Choose Best Microscope Camera
Matching a video camera to your microscope can be tricky
In this lens I’ll discuss how to go about choosing a video camera for your microscope. Specifically, we’ll look at camera pixel array and sensor size and how it relates to the field of view and performance of your microscope. Basic video camera technology has been around for several decades. But it has only been the past 25 years or so that high resolution, high performance, cameras have become available, and costs have dropped enough to make them practical for everyday use.
CCD Image Sensor SizeFor the purpose of this article I’ll assume you are familiar with the concept of pixel array size and how it relates to the quality of the captured image. Typically as the pixel count in the camera’s imaging device (sensor) grows, the physical size of the sensor grows as well. However, the reverse is not always true. In other words as the physical size of the sensor grows, an increase in pixel count does not always follow.
For microscopy applications, a high pixel count is usually preferably, but just as desirable is a high light sensitivity. As the magnification of the microscope increases, the amount of light collected decreases. So increasing camera sensitivity can become critical. A common way to do this is to increase the size of the individual pixels, thus collecting more light.
As the size of the pixels increase and the number of pixels remains constant, the overall size of the camera imaging sensor must increase. This can lead to some confusion, so lets address that.
Let’s look at the ubiquitous standard color video camera. Developed decades ago for standard broadcast and closed circuit camera (CCTV) systems, they typically employ a standard image array size of approximately 640 x 480 pixels (VGA resolutions). There are of course much greater resolution cameras available today, but the VGA analog camera is wide spread, inexpensive, and supported by a huge array of accessories, including optics, image capture devices, imaging software, etc.. As a result, there are more of them in use for image microscopy than any other class of imaging device.
As manufacturing methods have improved, the size of the pixels and the overall size of the sensor, have been reduced.
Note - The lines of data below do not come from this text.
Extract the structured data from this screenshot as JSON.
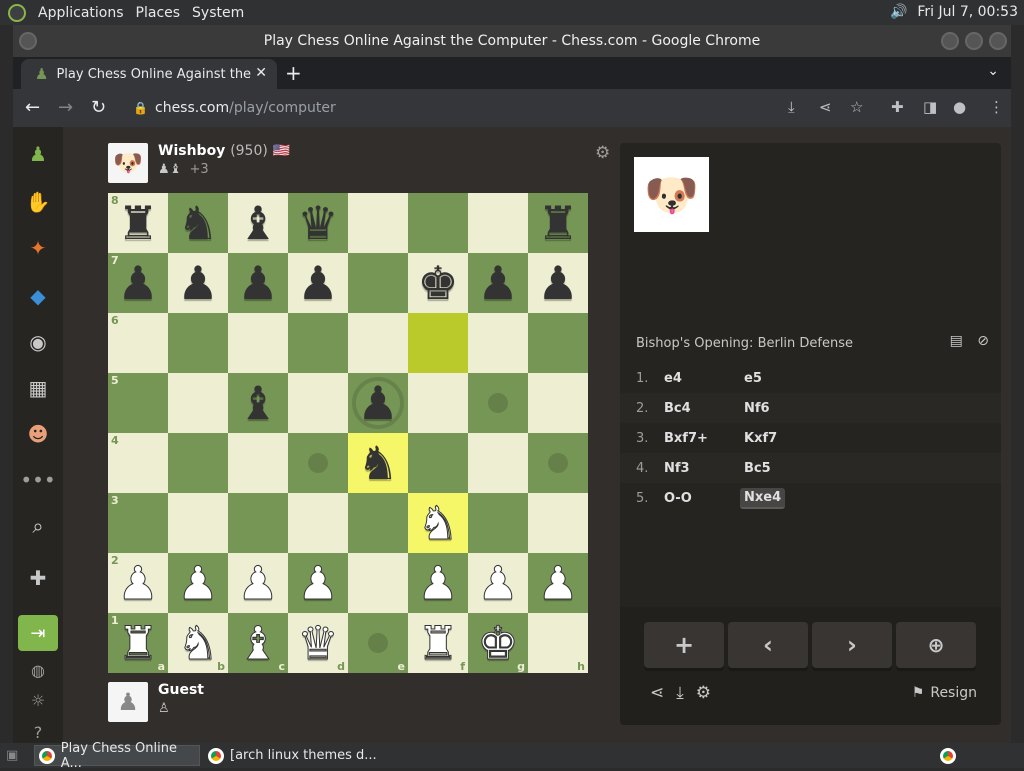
{
  "os": {
    "menu": [
      "Applications",
      "Places",
      "System"
    ],
    "clock": "Fri Jul  7, 00:53"
  },
  "window": {
    "title": "Play Chess Online Against the Computer - Chess.com - Google Chrome"
  },
  "browser": {
    "tab_title": "Play Chess Online Against the",
    "url_host": "chess.com",
    "url_path": "/play/computer"
  },
  "top_player": {
    "name": "Wishboy",
    "rating": "(950)",
    "flag": "🇺🇸",
    "advantage": "+3",
    "captured": "♟♝"
  },
  "bottom_player": {
    "name": "Guest",
    "captured": "♙"
  },
  "board": {
    "ranks": [
      "8",
      "7",
      "6",
      "5",
      "4",
      "3",
      "2",
      "1"
    ],
    "files": [
      "a",
      "b",
      "c",
      "d",
      "e",
      "f",
      "g",
      "h"
    ],
    "position": [
      [
        "bR",
        "bN",
        "bB",
        "bQ",
        "",
        "",
        "",
        "bR"
      ],
      [
        "bP",
        "bP",
        "bP",
        "bP",
        "",
        "bK",
        "bP",
        "bP"
      ],
      [
        "",
        "",
        "",
        "",
        "",
        "",
        "",
        ""
      ],
      [
        "",
        "",
        "bB",
        "",
        "bP",
        "",
        "",
        ""
      ],
      [
        "",
        "",
        "",
        "",
        "bN",
        "",
        "",
        ""
      ],
      [
        "",
        "",
        "",
        "",
        "",
        "wN",
        "",
        ""
      ],
      [
        "wP",
        "wP",
        "wP",
        "wP",
        "",
        "wP",
        "wP",
        "wP"
      ],
      [
        "wR",
        "wN",
        "wB",
        "wQ",
        "",
        "wR",
        "wK",
        ""
      ]
    ],
    "highlights": [
      "f6",
      "e4",
      "f3"
    ],
    "hint_dots": [
      "g5",
      "d4",
      "h4",
      "e1"
    ],
    "hint_rings": [
      "e5"
    ]
  },
  "panel": {
    "opening": "Bishop's Opening: Berlin Defense",
    "moves": [
      {
        "num": "1.",
        "white": "e4",
        "black": "e5"
      },
      {
        "num": "2.",
        "white": "Bc4",
        "black": "Nf6"
      },
      {
        "num": "3.",
        "white": "Bxf7+",
        "black": "Kxf7"
      },
      {
        "num": "4.",
        "white": "Nf3",
        "black": "Bc5"
      },
      {
        "num": "5.",
        "white": "O-O",
        "black": "Nxe4"
      }
    ],
    "resign_label": "Resign"
  },
  "taskbar": {
    "items": [
      "Play Chess Online A...",
      "[arch linux themes d..."
    ]
  },
  "colors": {
    "light_square": "#eeeed2",
    "dark_square": "#769656",
    "accent_green": "#81b64c"
  }
}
Smaller sensors cost lest to manufacture, so there is incentive driving the sensor size smaller. This has resulted in standardized sensor sizes of 1-inch, 2/3-inch, 1/2-inch, 1/3-inch, and even 1/4-inch. However, the 640×480 pixel count has remained constant.
When purchasing camera components Microscopists are faced with making a choice between these varying sensor sizes, and understanding how they will affect performance of their microscopes.
Hitachi KP-D20AAs an example, the Hitachi KP-D20A and KP-D20B are popular, low cost, high performance cameras for microscopy applications. The two models are identical except for the size of their CCD imaging sensors. The D20A has a 1/3-inch sensor, and the D20B has a 1/2-inch sensor. The D20B has higher sensitivity owing to its larger pixel size, but it costs approximately 30% than the D20A model. Which should a microscopist choose ? Well, it depends on their imaging priorities. Is high sensitivity more important than field of view or resolution ?
Microscope Camera Sensor SizeSo lets discuss how the physical size of the camera sensor relates to your microscope and it’s field of view. First, most microscopes these days include an auxiliary viewing port. The port can be used for a variety of accessories but is most often used to mount a video camera. You can mount a camera directly to this port, but the image relayed to the camera sensor is “raw”. In other words it is not adjusted optically in any way to match your cameras image sensor.
The image to the right, shows the circular microscope field of view in relation to a 1/3-inch and 1/2-inch CCD sensors as provided by the Hitachi KP-D20A and KP-D20B respectively. As you can see, the 1/2-inch CCD covers a larger percentage of the microscope’s field of view. In fact it overfills it, leaving a significant portion of the sensor, and pixels, outside the field of view. The superior resolution of the 1/2-inch CCD sensor is lost in this arrangement.
By comparison the 1/3-inch CCD is entirely encompassed by the microscopes field of view. One hundred percent of it’s imaging resolution is put to use to resolve the viewing field. Of course the down side is that a significant portion of the field of view is not imaged.
And there is the choice the microscopist must make when choosing a video camera. The rectangular dimensions of the imaging sensor is at odds with the circular nature of the microscopes field of view. The microscopist must prioritize sensitivity, resolution, and field of view to make the appropriate choice of camera.
As a result, most microscopists choose the highest resolution camera their budget will afford, and choose optics and sensor size to allow the entire microscope field of to be captured. Although a significant portion of the camera sensor goes unused, by choosing the highest resolution camera, the microscopist can balance image quality against information content.